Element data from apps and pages
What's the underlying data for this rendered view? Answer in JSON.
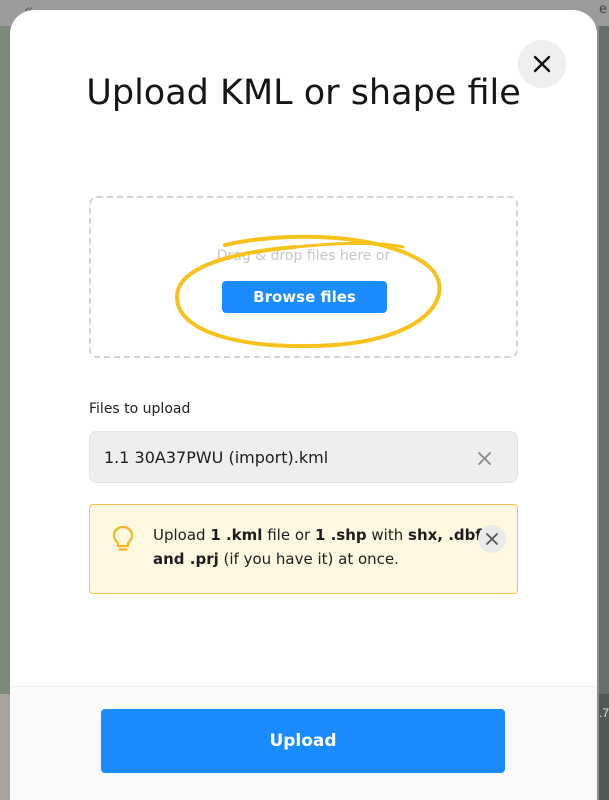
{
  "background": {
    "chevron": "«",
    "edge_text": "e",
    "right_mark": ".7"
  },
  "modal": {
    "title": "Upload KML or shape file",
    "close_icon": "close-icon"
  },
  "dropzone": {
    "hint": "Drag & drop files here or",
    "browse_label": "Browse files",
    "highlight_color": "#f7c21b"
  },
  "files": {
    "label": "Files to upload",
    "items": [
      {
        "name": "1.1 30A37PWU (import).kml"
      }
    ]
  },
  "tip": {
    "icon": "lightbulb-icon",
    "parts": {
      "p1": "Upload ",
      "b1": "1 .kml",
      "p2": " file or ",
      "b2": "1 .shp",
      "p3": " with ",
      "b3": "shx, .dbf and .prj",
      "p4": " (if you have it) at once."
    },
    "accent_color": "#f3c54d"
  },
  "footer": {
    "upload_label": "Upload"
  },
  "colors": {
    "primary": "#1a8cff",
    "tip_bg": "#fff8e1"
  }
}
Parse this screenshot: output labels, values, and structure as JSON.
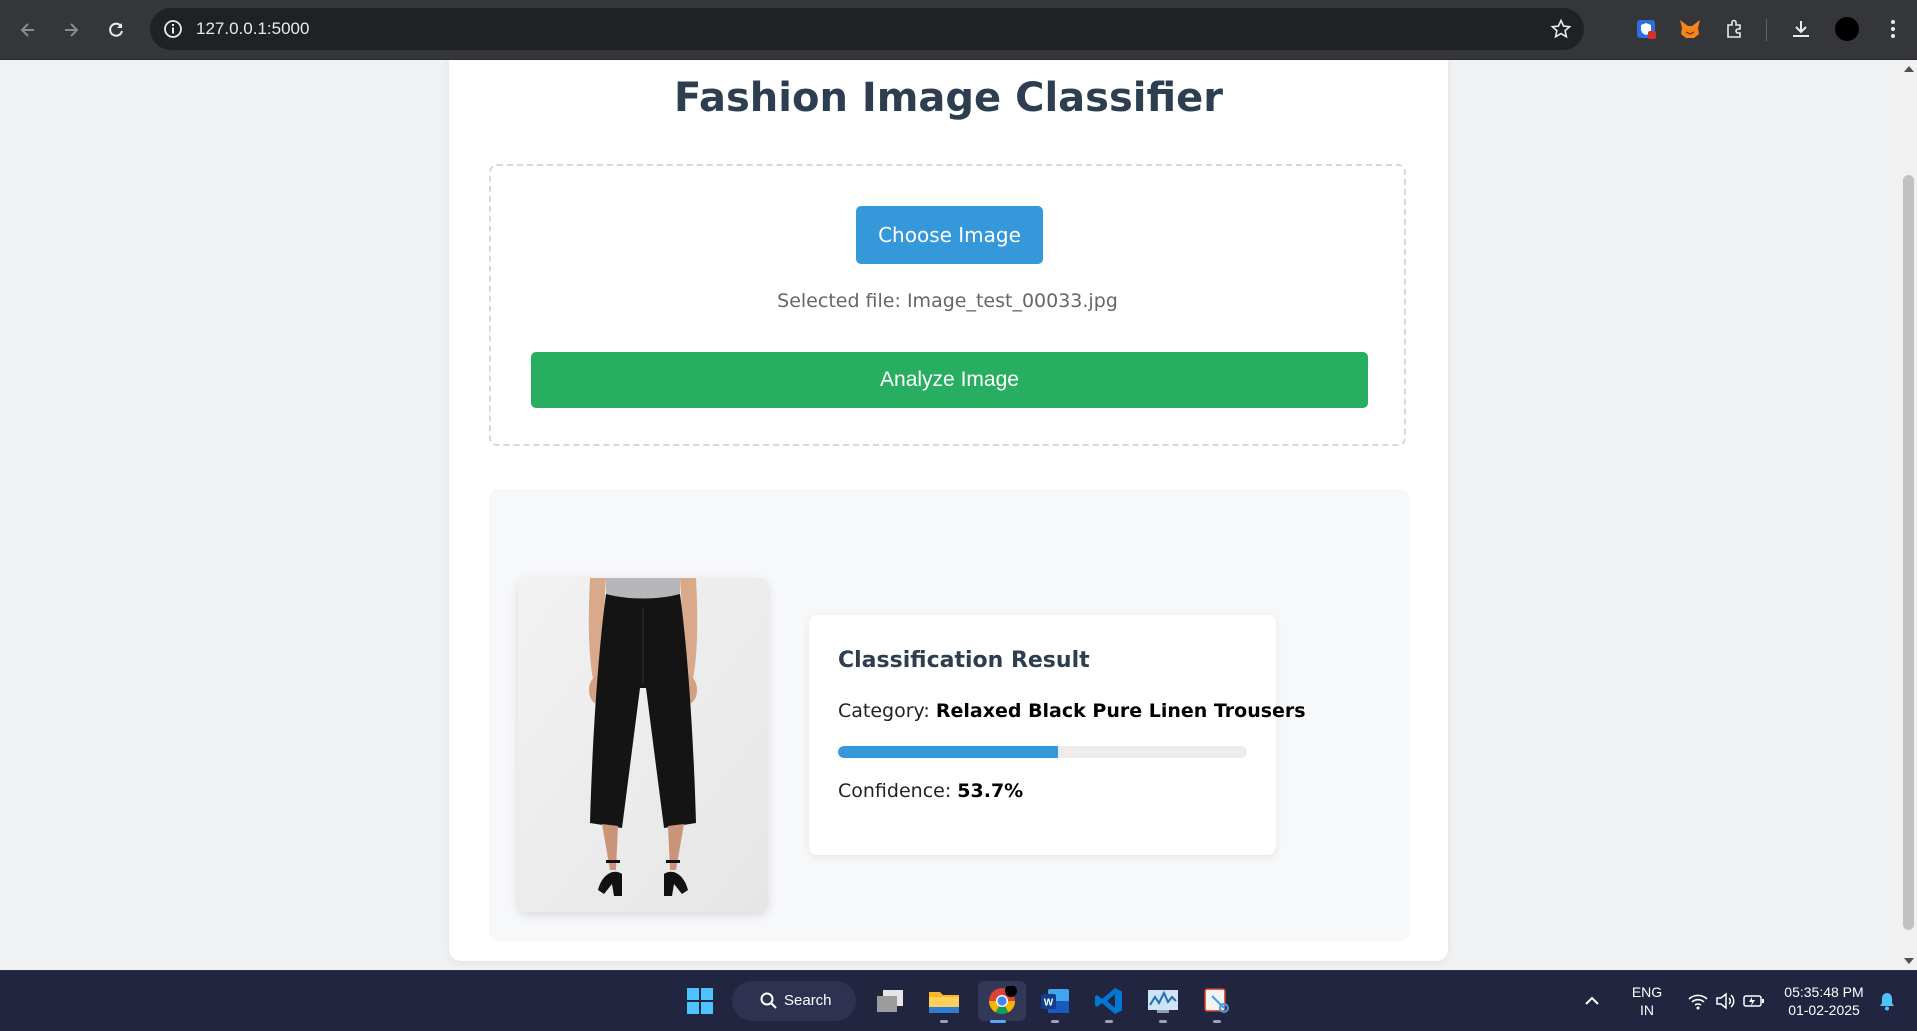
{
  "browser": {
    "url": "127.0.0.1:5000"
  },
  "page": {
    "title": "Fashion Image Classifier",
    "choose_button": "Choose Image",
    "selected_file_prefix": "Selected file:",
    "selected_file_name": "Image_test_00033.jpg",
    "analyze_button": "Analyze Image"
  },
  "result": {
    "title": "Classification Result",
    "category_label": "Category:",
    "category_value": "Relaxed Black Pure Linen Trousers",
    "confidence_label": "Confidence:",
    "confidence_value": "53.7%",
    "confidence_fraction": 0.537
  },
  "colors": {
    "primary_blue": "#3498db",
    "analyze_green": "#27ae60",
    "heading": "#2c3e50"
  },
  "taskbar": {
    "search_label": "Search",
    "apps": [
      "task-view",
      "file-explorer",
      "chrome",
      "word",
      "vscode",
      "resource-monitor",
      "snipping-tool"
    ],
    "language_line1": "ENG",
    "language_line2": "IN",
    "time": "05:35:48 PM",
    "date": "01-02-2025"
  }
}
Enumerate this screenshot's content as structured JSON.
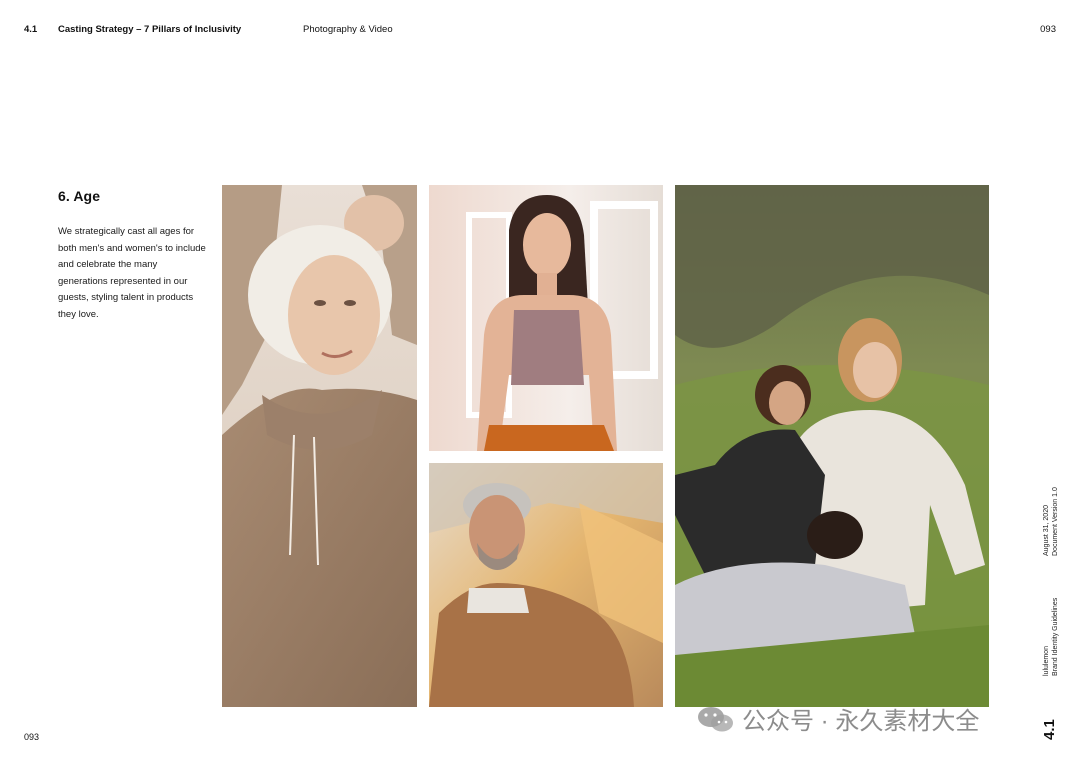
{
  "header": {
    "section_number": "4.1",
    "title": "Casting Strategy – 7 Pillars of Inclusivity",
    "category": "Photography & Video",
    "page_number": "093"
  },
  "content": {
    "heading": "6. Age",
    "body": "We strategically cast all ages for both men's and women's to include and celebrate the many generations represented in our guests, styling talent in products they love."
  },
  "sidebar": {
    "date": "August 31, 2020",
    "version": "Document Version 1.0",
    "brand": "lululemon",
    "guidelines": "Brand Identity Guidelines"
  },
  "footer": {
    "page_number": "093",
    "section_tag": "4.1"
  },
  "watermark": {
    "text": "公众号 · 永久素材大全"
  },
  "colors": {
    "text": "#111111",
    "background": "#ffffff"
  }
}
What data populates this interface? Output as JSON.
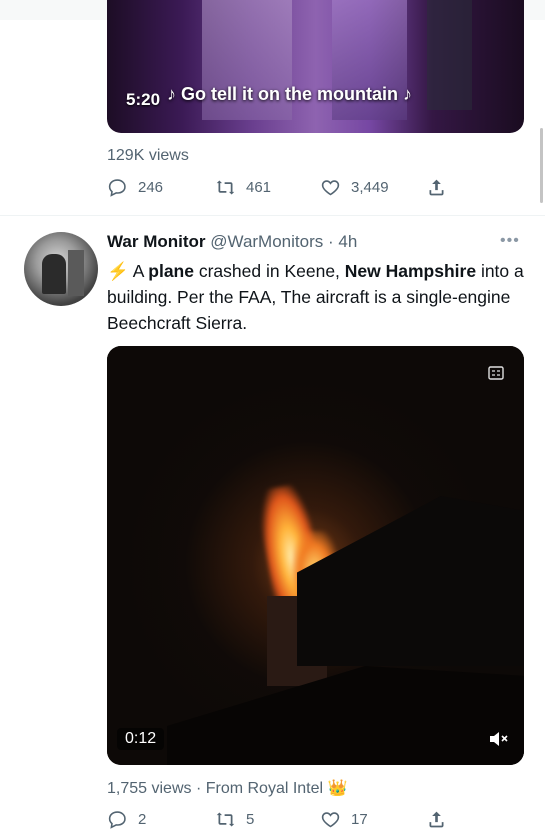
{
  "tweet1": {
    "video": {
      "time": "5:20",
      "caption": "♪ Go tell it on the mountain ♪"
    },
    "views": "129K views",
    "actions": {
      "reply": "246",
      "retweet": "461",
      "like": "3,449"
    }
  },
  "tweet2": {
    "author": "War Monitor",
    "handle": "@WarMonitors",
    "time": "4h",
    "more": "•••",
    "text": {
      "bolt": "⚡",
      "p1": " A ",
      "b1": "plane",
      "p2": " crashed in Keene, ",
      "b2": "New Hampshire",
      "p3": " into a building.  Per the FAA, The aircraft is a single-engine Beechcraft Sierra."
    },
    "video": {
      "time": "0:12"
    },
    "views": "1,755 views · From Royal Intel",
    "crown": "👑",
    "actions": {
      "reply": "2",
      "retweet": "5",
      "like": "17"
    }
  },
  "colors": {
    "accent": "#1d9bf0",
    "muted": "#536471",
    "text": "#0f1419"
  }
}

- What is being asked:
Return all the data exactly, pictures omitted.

- Response to this exercise:
What's the underlying data for this rendered view? Answer in JSON.
{
  "background": {
    "chevron": "«",
    "edge_text": "e",
    "right_mark": ".7"
  },
  "modal": {
    "title": "Upload KML or shape file",
    "close_icon": "close-icon"
  },
  "dropzone": {
    "hint": "Drag & drop files here or",
    "browse_label": "Browse files",
    "highlight_color": "#f7c21b"
  },
  "files": {
    "label": "Files to upload",
    "items": [
      {
        "name": "1.1 30A37PWU (import).kml"
      }
    ]
  },
  "tip": {
    "icon": "lightbulb-icon",
    "parts": {
      "p1": "Upload ",
      "b1": "1 .kml",
      "p2": " file or ",
      "b2": "1 .shp",
      "p3": " with ",
      "b3": "shx, .dbf and .prj",
      "p4": " (if you have it) at once."
    },
    "accent_color": "#f3c54d"
  },
  "footer": {
    "upload_label": "Upload"
  },
  "colors": {
    "primary": "#1a8cff",
    "tip_bg": "#fff8e1"
  }
}
Parse this screenshot: output labels, values, and structure as JSON.
{
  "browser": {
    "url": "127.0.0.1:5000"
  },
  "page": {
    "title": "Fashion Image Classifier",
    "choose_button": "Choose Image",
    "selected_file_prefix": "Selected file:",
    "selected_file_name": "Image_test_00033.jpg",
    "analyze_button": "Analyze Image"
  },
  "result": {
    "title": "Classification Result",
    "category_label": "Category:",
    "category_value": "Relaxed Black Pure Linen Trousers",
    "confidence_label": "Confidence:",
    "confidence_value": "53.7%",
    "confidence_fraction": 0.537
  },
  "colors": {
    "primary_blue": "#3498db",
    "analyze_green": "#27ae60",
    "heading": "#2c3e50"
  },
  "taskbar": {
    "search_label": "Search",
    "apps": [
      "task-view",
      "file-explorer",
      "chrome",
      "word",
      "vscode",
      "resource-monitor",
      "snipping-tool"
    ],
    "language_line1": "ENG",
    "language_line2": "IN",
    "time": "05:35:48 PM",
    "date": "01-02-2025"
  }
}
Enumerate this screenshot's content as structured JSON.
{
  "header": {
    "section_number": "4.1",
    "title": "Casting Strategy – 7 Pillars of Inclusivity",
    "category": "Photography & Video",
    "page_number": "093"
  },
  "content": {
    "heading": "6. Age",
    "body": "We strategically cast all ages for both men's and women's to include and celebrate the many generations represented in our guests, styling talent in products they love."
  },
  "sidebar": {
    "date": "August 31, 2020",
    "version": "Document Version 1.0",
    "brand": "lululemon",
    "guidelines": "Brand Identity Guidelines"
  },
  "footer": {
    "page_number": "093",
    "section_tag": "4.1"
  },
  "watermark": {
    "text": "公众号 · 永久素材大全"
  },
  "colors": {
    "text": "#111111",
    "background": "#ffffff"
  }
}
What data populates this interface? Output as JSON.
{
  "tweet1": {
    "video": {
      "time": "5:20",
      "caption": "♪ Go tell it on the mountain ♪"
    },
    "views": "129K views",
    "actions": {
      "reply": "246",
      "retweet": "461",
      "like": "3,449"
    }
  },
  "tweet2": {
    "author": "War Monitor",
    "handle": "@WarMonitors",
    "time": "4h",
    "more": "•••",
    "text": {
      "bolt": "⚡",
      "p1": " A ",
      "b1": "plane",
      "p2": " crashed in Keene, ",
      "b2": "New Hampshire",
      "p3": " into a building.  Per the FAA, The aircraft is a single-engine Beechcraft Sierra."
    },
    "video": {
      "time": "0:12"
    },
    "views": "1,755 views · From Royal Intel",
    "crown": "👑",
    "actions": {
      "reply": "2",
      "retweet": "5",
      "like": "17"
    }
  },
  "colors": {
    "accent": "#1d9bf0",
    "muted": "#536471",
    "text": "#0f1419"
  }
}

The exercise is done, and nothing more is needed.